Blending flavors: Simi Jois on culinary photography and cultural merge
Culinary photographer and stylist Simi Jois brings real passion to her profession, and that’s because both cooking and photography enable her to connect to heritage, family, and community. While growing up in a creative family, with a mother who does portrait embroidery and a sister who’s also an artist, Jois cast around trying to figure out her own calling.
“I grew up in a home where I saw color, I saw light,” she says. “Every evening, we used to spend time critiquing my mother’s work. I think that really shaped my eye for light, color, and composition.”
Jois followed her interests to a career in advertising, but it didn’t turn out to be the creative occupation she’d hoped for. After spending some time as a stay-at-home mom, she experimented with learning piano, sketching, and other pursuits as she tried to find the ideal medium to meet her need for creative expression.
“So I said, until I find something, maybe I'll just document all my recipes on a blog, and you know, start sharing my stories with the world,” she says. “Maybe writing is my thing. And I started writing about the family and about how that food resonates with me. And then I fell in love with photography.”
Image credit: courtesy Simi Jois.
Bringing together taste, tradition, and family
For Jois, a longtime Adobe Stock Contributor and 2021 Artist Development Fund recipient, food is perhaps the only thing her family loves even more than art.

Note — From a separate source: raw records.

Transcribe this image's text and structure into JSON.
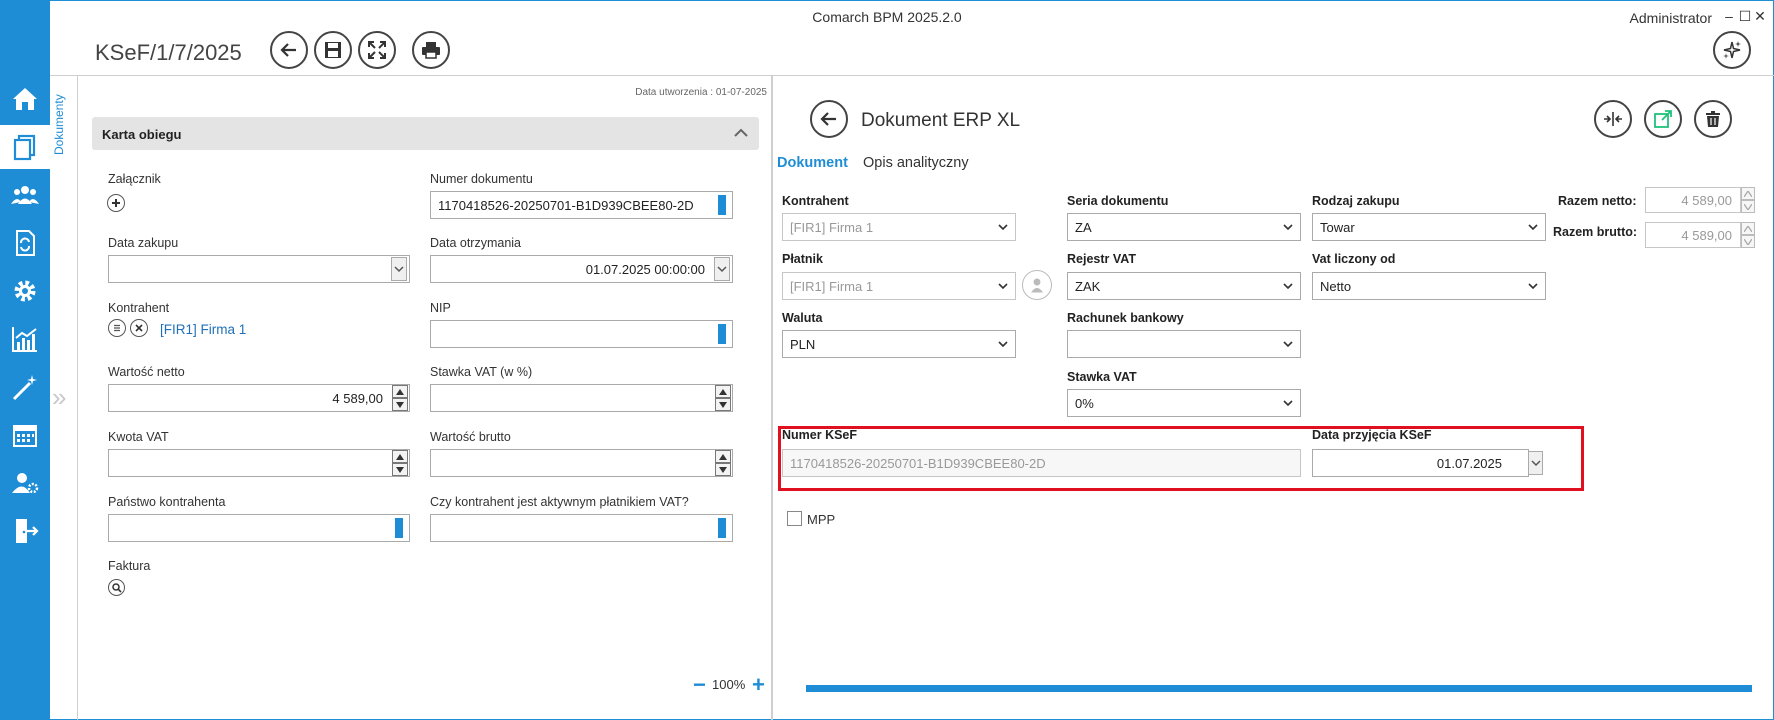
{
  "app": {
    "title": "Comarch BPM 2025.2.0",
    "user": "Administrator",
    "window_controls": [
      "–",
      "☐",
      "✕"
    ]
  },
  "header": {
    "doc_title": "KSeF/1/7/2025"
  },
  "sidebar": {
    "items": [
      {
        "name": "home",
        "icon": "home-icon"
      },
      {
        "name": "documents",
        "icon": "documents-icon",
        "active": true
      },
      {
        "name": "contacts",
        "icon": "people-icon"
      },
      {
        "name": "workflow",
        "icon": "refresh-doc-icon"
      },
      {
        "name": "settings",
        "icon": "gear-icon"
      },
      {
        "name": "reports",
        "icon": "chart-icon"
      },
      {
        "name": "wizard",
        "icon": "magic-wand-icon"
      },
      {
        "name": "calendar",
        "icon": "calendar-icon"
      },
      {
        "name": "users-settings",
        "icon": "user-gear-icon"
      },
      {
        "name": "logout",
        "icon": "exit-icon"
      }
    ],
    "vertical_tab": "Dokumenty"
  },
  "left": {
    "created": "Data utworzenia : 01-07-2025",
    "card_title": "Karta obiegu",
    "fields": {
      "attachment_label": "Załącznik",
      "doc_number_label": "Numer dokumentu",
      "doc_number_value": "1170418526-20250701-B1D939CBEE80-2D",
      "purchase_date_label": "Data zakupu",
      "receipt_date_label": "Data otrzymania",
      "receipt_date_value": "01.07.2025 00:00:00",
      "contractor_label": "Kontrahent",
      "contractor_value": "[FIR1] Firma 1",
      "nip_label": "NIP",
      "net_label": "Wartość netto",
      "net_value": "4 589,00",
      "vat_rate_label": "Stawka VAT (w %)",
      "vat_amount_label": "Kwota VAT",
      "gross_label": "Wartość brutto",
      "country_label": "Państwo kontrahenta",
      "vat_active_label": "Czy kontrahent jest aktywnym płatnikiem VAT?",
      "invoice_label": "Faktura"
    },
    "zoom": "100%"
  },
  "right": {
    "title": "Dokument ERP XL",
    "tabs": [
      "Dokument",
      "Opis analityczny"
    ],
    "fields": {
      "contractor_label": "Kontrahent",
      "contractor_value": "[FIR1] Firma 1",
      "payer_label": "Płatnik",
      "payer_value": "[FIR1] Firma 1",
      "currency_label": "Waluta",
      "currency_value": "PLN",
      "series_label": "Seria dokumentu",
      "series_value": "ZA",
      "vat_register_label": "Rejestr VAT",
      "vat_register_value": "ZAK",
      "bank_account_label": "Rachunek bankowy",
      "bank_account_value": "",
      "vat_rate_label": "Stawka VAT",
      "vat_rate_value": "0%",
      "purchase_type_label": "Rodzaj zakupu",
      "purchase_type_value": "Towar",
      "vat_calc_label": "Vat liczony od",
      "vat_calc_value": "Netto",
      "net_total_label": "Razem netto:",
      "net_total_value": "4 589,00",
      "gross_total_label": "Razem brutto:",
      "gross_total_value": "4 589,00",
      "ksef_number_label": "Numer KSeF",
      "ksef_number_value": "1170418526-20250701-B1D939CBEE80-2D",
      "ksef_date_label": "Data przyjęcia KSeF",
      "ksef_date_value": "01.07.2025",
      "mpp_label": "MPP"
    }
  },
  "colors": {
    "accent": "#1f8dd6",
    "highlight": "#e01020",
    "link": "#1f6fb8"
  }
}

“I think everybody in my house is a foodie,” she says. “While we're eating breakfast, we're talking about lunch — when we're eating lunch, we're talking about what's for dinner. And I think I got married into a family that was even ten notches more into food than the family that I was born into.”

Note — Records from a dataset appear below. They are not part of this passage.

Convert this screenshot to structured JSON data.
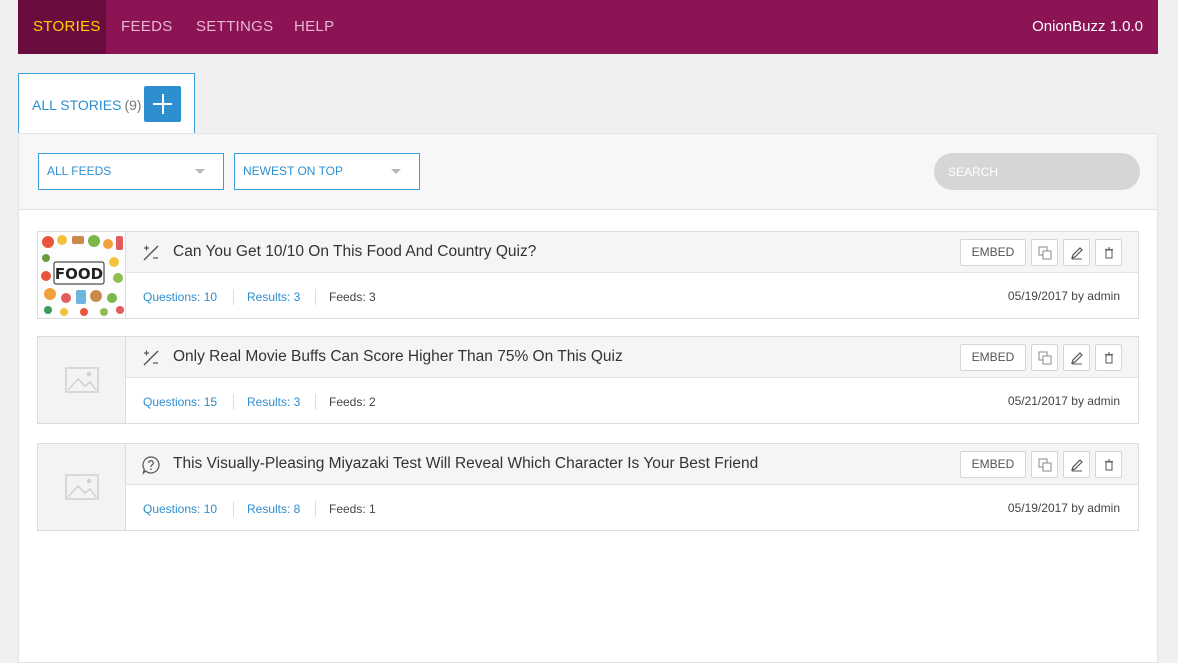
{
  "nav": {
    "items": [
      {
        "label": "STORIES"
      },
      {
        "label": "FEEDS"
      },
      {
        "label": "SETTINGS"
      },
      {
        "label": "HELP"
      }
    ],
    "active": "STORIES",
    "brand": "OnionBuzz 1.0.0"
  },
  "tabs": {
    "all_stories_label": "ALL STORIES",
    "all_stories_count": "(9)",
    "add_icon": "plus-icon"
  },
  "filters": {
    "feed_select": "ALL FEEDS",
    "sort_select": "NEWEST ON TOP",
    "search_placeholder": "SEARCH"
  },
  "colors": {
    "nav_bg": "#8c1455",
    "nav_active_bg": "#6b0c3f",
    "nav_active_text": "#ffd400",
    "accent": "#2d8fd0"
  },
  "stories": [
    {
      "title": "Can You Get 10/10 On This Food And Country Quiz?",
      "type_icon": "percent-icon",
      "thumbnail": "food-image",
      "questions": "Questions: 10",
      "results": "Results: 3",
      "feeds": "Feeds: 3",
      "date": "05/19/2017 by admin",
      "embed_label": "EMBED"
    },
    {
      "title": "Only Real Movie Buffs Can Score Higher Than 75% On This Quiz",
      "type_icon": "percent-icon",
      "thumbnail": "placeholder-image",
      "questions": "Questions: 15",
      "results": "Results: 3",
      "feeds": "Feeds: 2",
      "date": "05/21/2017 by admin",
      "embed_label": "EMBED"
    },
    {
      "title": "This Visually-Pleasing Miyazaki Test Will Reveal Which Character Is Your Best Friend",
      "type_icon": "question-bubble-icon",
      "thumbnail": "placeholder-image",
      "questions": "Questions: 10",
      "results": "Results: 8",
      "feeds": "Feeds: 1",
      "date": "05/19/2017 by admin",
      "embed_label": "EMBED"
    }
  ]
}
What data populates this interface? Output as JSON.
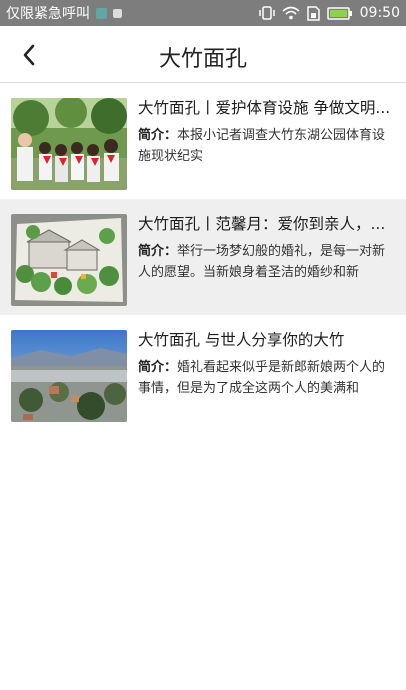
{
  "status_bar": {
    "carrier_text": "仅限紧急呼叫",
    "time": "09:50",
    "icons": [
      "notification-icon",
      "image-icon",
      "vibrate-icon",
      "wifi-icon",
      "sim-icon",
      "battery-icon"
    ]
  },
  "header": {
    "back_icon": "back-arrow-icon",
    "title": "大竹面孔"
  },
  "summary_label": "简介：",
  "articles": [
    {
      "title": "大竹面孔丨爱护体育设施 争做文明...",
      "summary": "本报小记者调查大竹东湖公园体育设施现状纪实",
      "thumbnail": "children-in-park-photo"
    },
    {
      "title": "大竹面孔丨范馨月：爱你到亲人，...",
      "summary": "举行一场梦幻般的婚礼，是每一对新人的愿望。当新娘身着圣洁的婚纱和新",
      "thumbnail": "painted-village-artwork-photo"
    },
    {
      "title": "大竹面孔 与世人分享你的大竹",
      "summary": "婚礼看起来似乎是新郎新娘两个人的事情，但是为了成全这两个人的美满和",
      "thumbnail": "misty-landscape-photo"
    }
  ]
}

Born in Southern India, Jois spent lots of time in Northern India and is now based in Chicago, where she creates work that captures the culinary traditions at play in Indian-American homes like her own. As Jois was raising her daughter, learning new recipes and trying them out became a huge part of their time together, and her desire to document those experiences arose naturally.

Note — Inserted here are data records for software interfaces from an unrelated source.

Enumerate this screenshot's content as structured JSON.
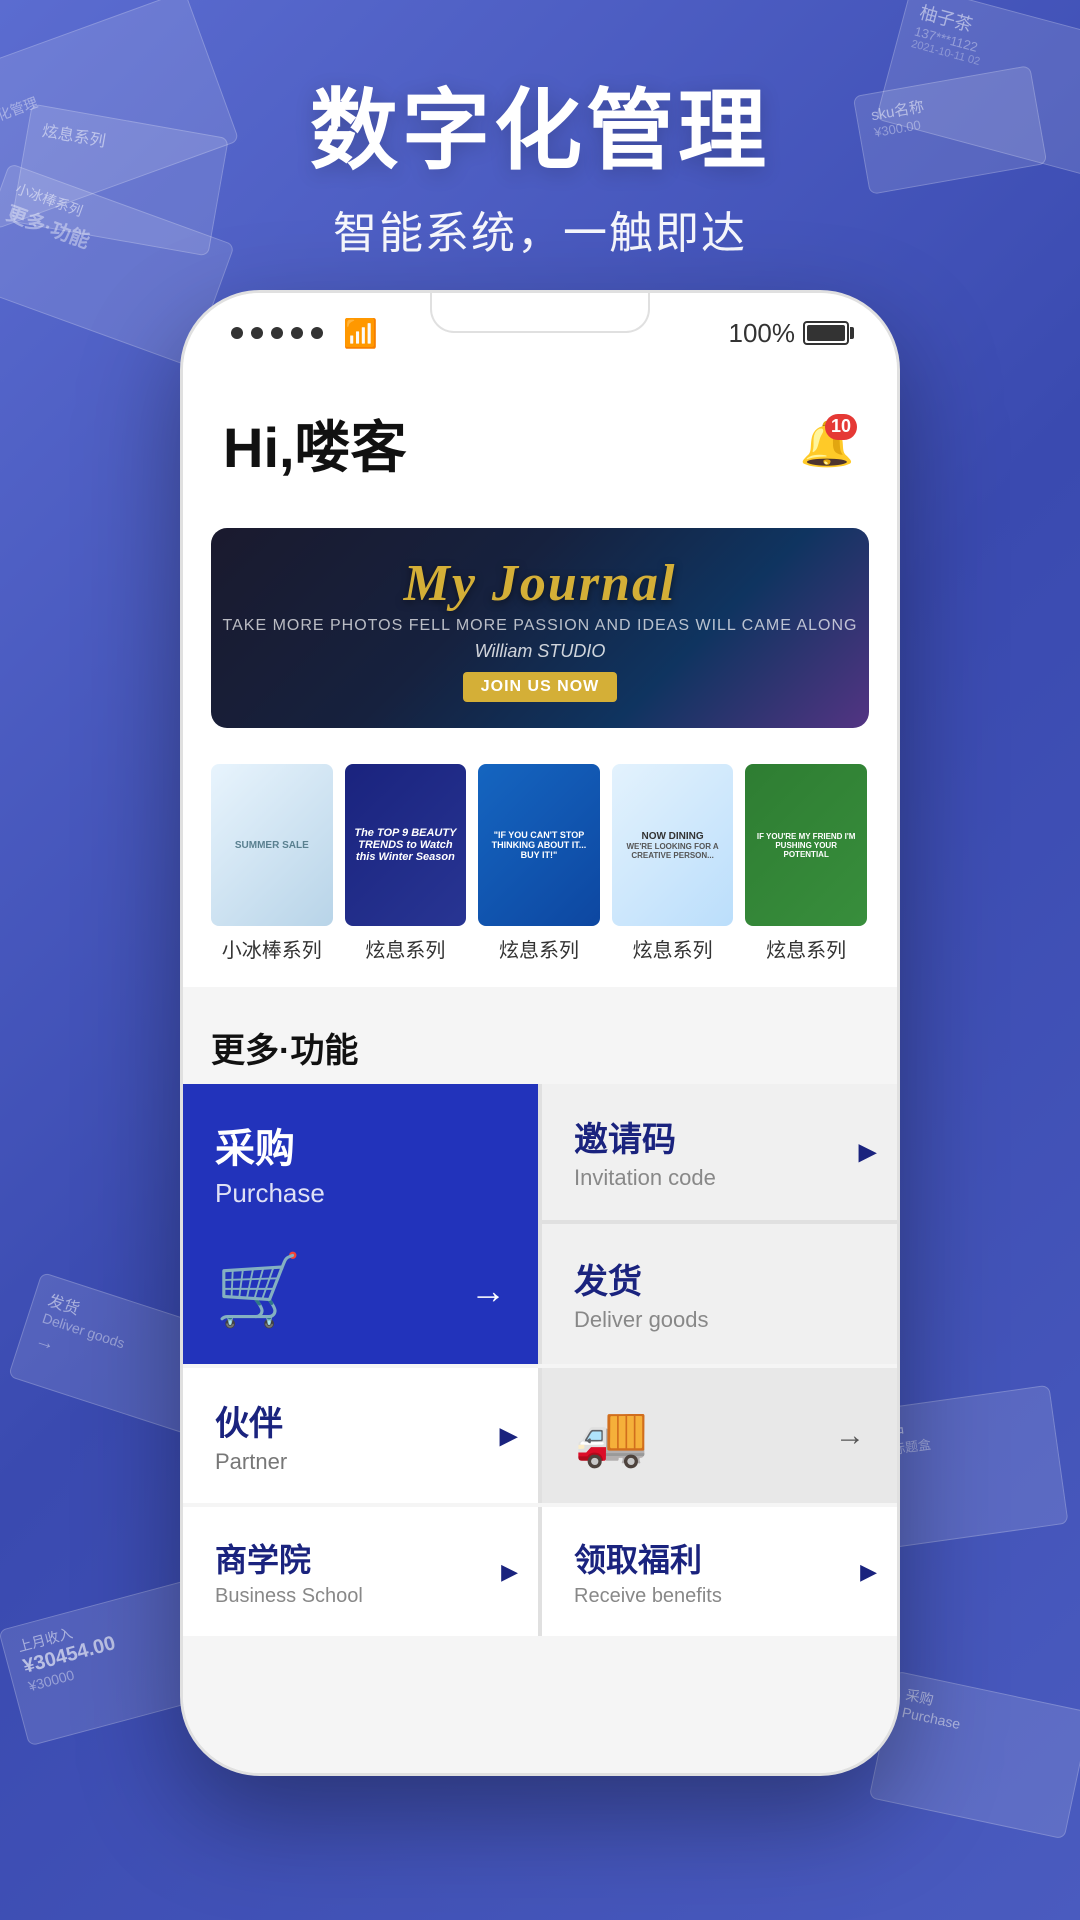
{
  "background": {
    "color": "#4a5bbf"
  },
  "hero": {
    "title": "数字化管理",
    "subtitle": "智能系统，一触即达"
  },
  "phone": {
    "status_bar": {
      "dots": 5,
      "wifi": true,
      "battery_percent": "100%"
    },
    "header": {
      "greeting": "Hi,喽客",
      "notification_badge": "10"
    },
    "banner": {
      "title": "My Journal",
      "tagline": "TAKE MORE PHOTOS FELL MORE PASSION AND IDEAS WILL CAME ALONG",
      "studio": "William STUDIO",
      "cta": "JOIN US NOW"
    },
    "series": [
      {
        "label": "小冰棒系列"
      },
      {
        "label": "炫息系列"
      },
      {
        "label": "炫息系列"
      },
      {
        "label": "炫息系列"
      },
      {
        "label": "炫息系列"
      }
    ],
    "more_section_title": "更多·功能",
    "features": {
      "purchase": {
        "zh": "采购",
        "en": "Purchase"
      },
      "invitation": {
        "zh": "邀请码",
        "en": "Invitation code"
      },
      "deliver_goods": {
        "zh": "发货",
        "en": "Deliver goods"
      },
      "partner": {
        "zh": "伙伴",
        "en": "Partner"
      },
      "business_school": {
        "zh": "商学院",
        "en": "Business School"
      },
      "receive_benefits": {
        "zh": "领取福利",
        "en": "Receive benefits"
      }
    },
    "icons": {
      "cart": "🛒",
      "truck": "🚚",
      "bell": "🔔",
      "arrow_right": "→",
      "chevron_right": "▶"
    }
  }
}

“On special occasions, we may have 10 courses, 14 courses, 18 courses — it depends on what we are celebrating,” she says. “[The meal is presented] on a banana leaf and it's absolutely delicious. It's very hard to explain to Westerners what a seasoning is, because for Indian cooking, the seasoning goes in after everything is cooked — ghee, which is clarified butter, mustard seed, asafetida, and curry leaves.”
Jois’s detailed descriptions of food and cooking speak to the role she plays in staging her scenes, working not just as a photographer but also as a chef, a stylist, and sometimes a model.
“There’s times when I don't get a model,” she says. “I have everything prepped up, and I quickly go and put on something traditional, even a sari sometimes, and I put my camera on a timer, and I end up being the model as well. So, one-stop shop!”
And as her family knows, anyone who ventures into the kitchen is fair game.
“I’ve been so blessed to have a family that is so supportive,” she says. “Almost every project I turn into a group project, so it’s like, can you model this? Can you do this? I’m extremely supported.”
Learning food photography and expressing her heritage
Though the call to food photography was a natural leap, the more Jois engaged with culinary photography the more she realized there was a lot to learn.
“Food photography is not just: a dish that you cook, and then you take a picture of it,” she says. “I took the first picture and I was like, wait a minute. This doesn't look like the food on the table — because the food on the table looked so good, but the picture looked terrible. I started getting curious about how to take pictures of food.”
After 12 years of self-guided efforts and 10 working professionally in culinary photography, Jois has found all kinds of new tools to support her interests while remaining curious and eager to learn.
“The technicalities of light are something that you can pick up from anywhere, so the curiosity in me was like, how does it translate to food? What does shadow do in food — it can be beautiful in food photography and make it moody, and it can also be an ugly little patch that is adding a gray tone to the food.”
Jois has found that self-guided learning serves her better than formal training, though it seems that she tackles every new opportunity as a chance to learn, connect, and identify with herself and her community.
With such dedication, it’s not surprising that, in 2021, she applied to the Adobe Stock Artist Development Fund with a project that responded to the Taste of Heritage creative brief. Her project was selected, and she received a commission.
“The Artist Development Fund and the Taste of Heritage brief have given me a great platform to express my culture in a very modern setting, which is exactly how I am and who I am,” she says. “The project is so close to my heart, because I’ve been wanting to do that for a long time — take a series of pictures showcasing me, my friends, and the whole diaspora in the modern kitchen.”
The portraits Jois paints with words are as idyllic and beautiful as her images. “We are cooking an Indian meal, we are enjoying our culture, we are celebrating it,” she says. "We are as comfortable in a sari as we are in a pair of jeans.”
Artists wanted: Taste of Heritage
Discover Simi Jois’s portfolio of beautiful images on Adobe Stock. Since food photography is always in demand, we’re looking for more thoughtful, artfully composed images of culturally and regionally specific food and ingredients. Be sure to check out our Taste of Heritage creative brief and then submit your own work to Adobe Stock.